There have been many changes in women’s athletics since Immaculata’s ground-breaking run in the early 1970s, and college women’s basketball is thriving more than ever.  Talented players are a lot easier to find thanks to so many opportunities for young girls.

“Today, players have specializing earlier in their careers,” Rush said.  “It is a 12-month sport for them.  That really wasn’t happening 40 years ago.  The specialization has improved the level of play.  These kids are phenomenal.  In the 70s I might have had two or three great players.  The best teams today have seven or eight high school All-Americans – they’re very deep, they’re very skilled and they’ve spent many more hours on their game than our players did.”

Although women’s basketball has grown in many ways over the last 40 years, Grentz believes the soul of the game is still the same.

“Everyone says it’s not the same game, but let me ask you a question,” Grentz said.  “Today, do they shoot any higher percentage from the free throw line or have less turnovers than when we played?  There has been a natural progression of the game.  There are more opportunities to perform and to train and to hone your skills, and the uniforms and travel have changed.  But the coaching and the players haven’t changed.  In coaching, you still have to take people beyond where they can’t get by themselves.”

Grentz, who retired from coaching in 2007, is now the Vice President for University Advancement at Immaculata. Times have changed at Immaculata as well.  The enrollment has grown from less than 800 students in the early 1970s to 4,000, and the all-girls college is now a co-educational university.  The school began sponsoring men’s athletic teams in 2005.

Immaculata competes as a NCAA Division III school.  The women’s basketball program has never advanced to the national tournament since becoming a member of the NCAA, but was on the brink last season before losing in the finals of the Colonial States Athletic Conference Championship.

But the legacy of the Mighty Macs’ magical time still serves as an inspiration for current student-athletes like senior women’s basketball players Kelly Brown and Bridget Welz.

“When you look up at the banners in our gym, there’s really nothing that can make you work harder than that,” Welz said.

The current players also realize the impact their program made on modern women’s college basketball – years before they were even born.

“We’re so grateful for the way women’s basketball has made the turn for the better in our generation,” Welz said.  “We have so many opportunities.  When you want to complain, you definitely can look back and say if they could do it with their conditions then we shouldn’t even complain.  It is definitely an eye-opener and I’m grateful to play with such a tradition-rich program.”
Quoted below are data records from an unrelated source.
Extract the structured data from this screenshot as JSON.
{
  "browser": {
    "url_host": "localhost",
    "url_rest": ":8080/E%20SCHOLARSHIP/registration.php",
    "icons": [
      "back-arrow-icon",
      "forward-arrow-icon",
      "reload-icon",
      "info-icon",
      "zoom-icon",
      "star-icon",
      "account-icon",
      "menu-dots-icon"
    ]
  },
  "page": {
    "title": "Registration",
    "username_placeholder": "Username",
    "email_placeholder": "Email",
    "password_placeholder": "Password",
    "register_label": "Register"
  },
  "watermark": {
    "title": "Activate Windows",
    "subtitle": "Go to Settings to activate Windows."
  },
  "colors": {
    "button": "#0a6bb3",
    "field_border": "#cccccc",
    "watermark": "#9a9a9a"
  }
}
“It’s really cool to be known for something that happened a long time ago,” Brown said.  “Every time I have on something that says Immaculata Basketball, people ask when the movie is coming out or ask about Cathy Rush.  It’s neat to be a part of something that changed everything.”

The release of the movie in the coming weeks will spread those important history lessons to the younger generations as well as attract more attention for the school.

“I think it creates a bigger fan base,” Brown said.  “I don’t know if everyone knew the steps they took to win the national championships.  The movie gave a better perspective of everything they went through.”

Although Rush’s stomach flipped a little the first time she saw actress Carla Gugino portraying her in a clip of the movie, she and the original Mighty Macs are looking forward to sharing the feel-good story.

“It’s surreal, it’s exciting, it’s disconcerting …,” Rush said.  “The more I see it, the more I like it.  I’ve been in a lot of screenings where they’ve shown it to coaches and different groups.  Their reactions have been fabulous.  There are a couple great lines, and the audience is laughing so hard that they miss the next great line.  It’s been so positive.  I’m so excited for [executive producer] Tim Chambers who put it together and Immaculata to be recognized and for all the things they’ve done.”

“People see it and then relate it to themselves and what it means to them,” Grentz said.  “Everyone takes different things from it.  I think it’s a timeless film that will long live after all of us.”